Horrible news out of New York, where Syracuse head coach Jim Boeheim struck and killed a pedestrian last night.
According to Syracuse.com, a man was walking outside of his vehicle after it had crashed on Interstate 690, when Boeheim drove by and hit him. The accident happened around midnight. Earlier in the evening, the Orangemen beat Louisville 69-49. Boeheim is reportedly cooperating with investigation.
Awful, awful news.
UPDATE: Syracuse.com says alcohol was not a factor, as Boeheim’s blood-alcohol levels were 0.00 and he passed a field sobriety test, but there was freezing rain in the area, which may have led to poor driving conditions.
UPDATE x2: More details have emerged. According to police, Boeheim swerved to avoid the car, which was in the middle of the road after crashing due to bad weather.

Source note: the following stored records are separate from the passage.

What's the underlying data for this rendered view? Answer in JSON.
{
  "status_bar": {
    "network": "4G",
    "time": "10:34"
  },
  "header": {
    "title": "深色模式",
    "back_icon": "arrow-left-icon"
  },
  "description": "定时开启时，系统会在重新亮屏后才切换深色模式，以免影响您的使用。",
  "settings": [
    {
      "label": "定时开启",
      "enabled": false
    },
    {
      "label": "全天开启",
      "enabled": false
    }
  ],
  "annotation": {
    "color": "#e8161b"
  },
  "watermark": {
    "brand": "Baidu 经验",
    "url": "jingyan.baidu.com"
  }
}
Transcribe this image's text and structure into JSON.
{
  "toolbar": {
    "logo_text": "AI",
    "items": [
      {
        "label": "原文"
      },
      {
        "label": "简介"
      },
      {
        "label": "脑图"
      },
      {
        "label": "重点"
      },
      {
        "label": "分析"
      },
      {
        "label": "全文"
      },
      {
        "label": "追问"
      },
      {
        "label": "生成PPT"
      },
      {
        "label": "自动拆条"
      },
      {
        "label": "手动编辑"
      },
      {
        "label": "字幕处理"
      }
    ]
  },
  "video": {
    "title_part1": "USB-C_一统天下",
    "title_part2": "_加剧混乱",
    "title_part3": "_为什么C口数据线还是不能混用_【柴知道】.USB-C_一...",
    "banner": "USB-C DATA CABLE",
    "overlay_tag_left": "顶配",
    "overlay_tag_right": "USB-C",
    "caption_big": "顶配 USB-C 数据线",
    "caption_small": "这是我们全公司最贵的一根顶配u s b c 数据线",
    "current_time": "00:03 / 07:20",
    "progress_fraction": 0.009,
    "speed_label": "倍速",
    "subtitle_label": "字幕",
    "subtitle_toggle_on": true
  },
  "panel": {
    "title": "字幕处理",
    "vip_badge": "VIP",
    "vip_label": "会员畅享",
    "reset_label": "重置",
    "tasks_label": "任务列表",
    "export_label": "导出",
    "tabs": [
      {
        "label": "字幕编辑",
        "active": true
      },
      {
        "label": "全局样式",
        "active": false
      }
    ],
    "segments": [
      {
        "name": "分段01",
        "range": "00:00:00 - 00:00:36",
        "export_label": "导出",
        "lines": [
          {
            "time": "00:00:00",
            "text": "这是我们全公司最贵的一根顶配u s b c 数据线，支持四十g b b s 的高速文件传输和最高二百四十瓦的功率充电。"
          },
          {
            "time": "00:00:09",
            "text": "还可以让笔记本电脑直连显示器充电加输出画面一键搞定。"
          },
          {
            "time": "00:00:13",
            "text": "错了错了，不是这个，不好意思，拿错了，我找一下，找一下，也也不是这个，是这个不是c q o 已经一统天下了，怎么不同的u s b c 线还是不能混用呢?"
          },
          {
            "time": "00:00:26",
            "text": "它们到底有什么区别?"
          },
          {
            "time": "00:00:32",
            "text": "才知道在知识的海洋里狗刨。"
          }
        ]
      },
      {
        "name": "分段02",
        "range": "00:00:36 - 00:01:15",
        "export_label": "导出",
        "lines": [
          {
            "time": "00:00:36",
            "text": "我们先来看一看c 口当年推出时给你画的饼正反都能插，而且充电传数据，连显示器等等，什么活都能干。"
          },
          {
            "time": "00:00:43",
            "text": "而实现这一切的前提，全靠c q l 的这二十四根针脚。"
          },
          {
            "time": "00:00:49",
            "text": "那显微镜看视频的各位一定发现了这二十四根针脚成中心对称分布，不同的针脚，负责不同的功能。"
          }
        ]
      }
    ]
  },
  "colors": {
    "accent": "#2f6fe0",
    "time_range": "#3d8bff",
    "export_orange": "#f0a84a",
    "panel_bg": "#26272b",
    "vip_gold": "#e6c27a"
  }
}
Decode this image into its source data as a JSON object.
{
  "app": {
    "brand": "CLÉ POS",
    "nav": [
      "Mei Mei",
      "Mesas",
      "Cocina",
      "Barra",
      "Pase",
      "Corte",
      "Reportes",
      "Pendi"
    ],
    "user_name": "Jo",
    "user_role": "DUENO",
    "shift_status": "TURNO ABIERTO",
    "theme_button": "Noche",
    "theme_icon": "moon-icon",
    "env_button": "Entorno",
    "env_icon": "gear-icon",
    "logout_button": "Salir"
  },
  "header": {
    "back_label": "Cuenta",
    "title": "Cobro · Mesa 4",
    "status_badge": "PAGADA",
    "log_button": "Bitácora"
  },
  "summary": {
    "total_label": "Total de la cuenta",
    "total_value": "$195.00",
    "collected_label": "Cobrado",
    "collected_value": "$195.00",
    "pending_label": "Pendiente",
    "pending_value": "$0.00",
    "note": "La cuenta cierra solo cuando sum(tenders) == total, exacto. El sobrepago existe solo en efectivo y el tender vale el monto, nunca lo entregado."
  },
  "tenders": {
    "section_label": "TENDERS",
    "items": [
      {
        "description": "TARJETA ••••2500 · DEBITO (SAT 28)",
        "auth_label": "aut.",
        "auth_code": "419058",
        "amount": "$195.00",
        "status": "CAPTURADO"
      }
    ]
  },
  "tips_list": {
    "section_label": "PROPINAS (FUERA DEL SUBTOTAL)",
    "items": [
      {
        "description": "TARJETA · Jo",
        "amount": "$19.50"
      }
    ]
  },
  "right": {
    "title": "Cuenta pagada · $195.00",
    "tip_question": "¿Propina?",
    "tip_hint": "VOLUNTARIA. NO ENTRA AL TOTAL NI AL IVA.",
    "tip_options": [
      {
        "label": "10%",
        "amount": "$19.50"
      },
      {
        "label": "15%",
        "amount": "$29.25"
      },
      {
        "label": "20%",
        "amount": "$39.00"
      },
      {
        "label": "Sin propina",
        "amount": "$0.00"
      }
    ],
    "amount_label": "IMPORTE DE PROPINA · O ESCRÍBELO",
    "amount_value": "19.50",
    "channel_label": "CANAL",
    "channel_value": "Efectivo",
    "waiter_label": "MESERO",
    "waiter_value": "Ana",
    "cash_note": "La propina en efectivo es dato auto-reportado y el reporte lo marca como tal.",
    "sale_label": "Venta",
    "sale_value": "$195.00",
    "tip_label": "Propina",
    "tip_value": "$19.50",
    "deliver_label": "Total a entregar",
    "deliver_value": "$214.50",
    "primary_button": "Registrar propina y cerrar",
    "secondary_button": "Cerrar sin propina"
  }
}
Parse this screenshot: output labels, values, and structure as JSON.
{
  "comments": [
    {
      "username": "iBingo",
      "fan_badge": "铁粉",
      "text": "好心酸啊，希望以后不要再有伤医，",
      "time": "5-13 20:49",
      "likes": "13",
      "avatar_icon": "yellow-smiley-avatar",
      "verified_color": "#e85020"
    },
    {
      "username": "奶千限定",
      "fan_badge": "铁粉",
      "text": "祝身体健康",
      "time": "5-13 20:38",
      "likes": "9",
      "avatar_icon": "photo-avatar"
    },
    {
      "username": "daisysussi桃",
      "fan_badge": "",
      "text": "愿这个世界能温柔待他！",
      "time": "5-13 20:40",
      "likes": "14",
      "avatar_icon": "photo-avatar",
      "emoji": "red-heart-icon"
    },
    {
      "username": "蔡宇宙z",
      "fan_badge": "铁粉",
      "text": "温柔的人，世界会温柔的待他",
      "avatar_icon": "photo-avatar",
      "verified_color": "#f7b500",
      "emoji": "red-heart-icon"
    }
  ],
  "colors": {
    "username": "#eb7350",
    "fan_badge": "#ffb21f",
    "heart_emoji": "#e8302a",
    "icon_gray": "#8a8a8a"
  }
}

Boeheim released this statement via Syracuse.
Statement from Jim Boeheim: pic.twitter.com/c9lNXXzvGN
— Syracuse Basketball (@Cuse_MBB) February 21, 2019